The Lincolns: Portrait of a Marriage by Daniel Mark Epstein is a very well-written treatment of the Lincoln’s often stormy marriage. Epstein has become quite a proficient writer on Lincoln and all things Lincoln related. He knows his material, can write well, and provides a compelling, fleshed out portrait of Lincoln and his world.
In this book, Epstein gives the definite impression that part of the president’s well-known patience and ability to bear burdens came, in part, through his marriage to Mary Todd. They were an unlikely couple, and the opposing traits which drew them together in their early years drew them apart later. This weighed heavily on Lincoln, but in reading Epstein’s book, one can’t help but conclude that it also helped propel Lincoln to transform suffering into patience and fortitude.

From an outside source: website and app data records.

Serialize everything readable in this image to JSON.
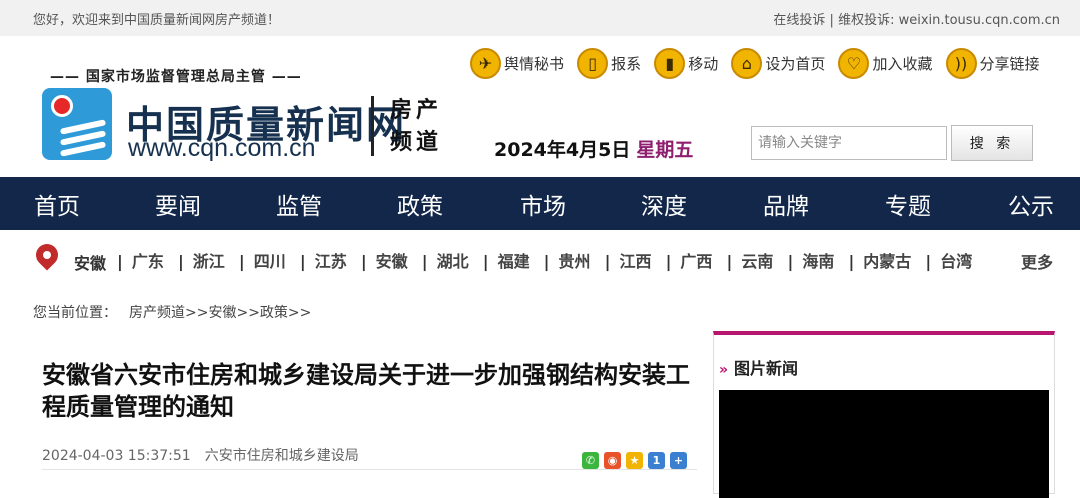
{
  "topbar": {
    "welcome": "您好，欢迎来到中国质量新闻网房产频道！",
    "online_complaint": "在线投诉",
    "separator": "|",
    "rights_label": "维权投诉: weixin.tousu.cqn.com.cn"
  },
  "header": {
    "supervisor": "—— 国家市场监督管理总局主管 ——",
    "site_name": "中国质量新闻网",
    "site_url": "www.cqn.com.cn",
    "channel_line1": "房产",
    "channel_line2": "频道",
    "tools": [
      {
        "label": "舆情秘书",
        "icon": "bird-icon"
      },
      {
        "label": "报系",
        "icon": "document-icon"
      },
      {
        "label": "移动",
        "icon": "mobile-icon"
      },
      {
        "label": "设为首页",
        "icon": "home-icon"
      },
      {
        "label": "加入收藏",
        "icon": "heart-icon"
      },
      {
        "label": "分享链接",
        "icon": "rss-icon"
      }
    ],
    "date": "2024年4月5日",
    "weekday": "星期五",
    "search_placeholder": "请输入关键字",
    "search_button": "搜 索"
  },
  "nav": [
    "首页",
    "要闻",
    "监管",
    "政策",
    "市场",
    "深度",
    "品牌",
    "专题",
    "公示"
  ],
  "region": {
    "current": "安徽",
    "list": [
      "广东",
      "浙江",
      "四川",
      "江苏",
      "安徽",
      "湖北",
      "福建",
      "贵州",
      "江西",
      "广西",
      "云南",
      "海南",
      "内蒙古",
      "台湾"
    ],
    "more": "更多"
  },
  "breadcrumb": {
    "label": "您当前位置：",
    "path": "房产频道>>安徽>>政策>>"
  },
  "article": {
    "title": "安徽省六安市住房和城乡建设局关于进一步加强钢结构安装工程质量管理的通知",
    "datetime": "2024-04-03 15:37:51",
    "source": "六安市住房和城乡建设局"
  },
  "sidebar": {
    "heading": "图片新闻"
  },
  "colors": {
    "nav_bg": "#122749",
    "accent_magenta": "#b8156e",
    "logo_blue": "#2f9ad8",
    "tool_icon": "#f1b400"
  }
}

If he could struggle to make a bad marriage work, he could bring the nation back together. This may seem like a stretch, but Lincoln lived his private, family life in the White House as the Civil War unfolded. Epstein shows how they were very much intertwined.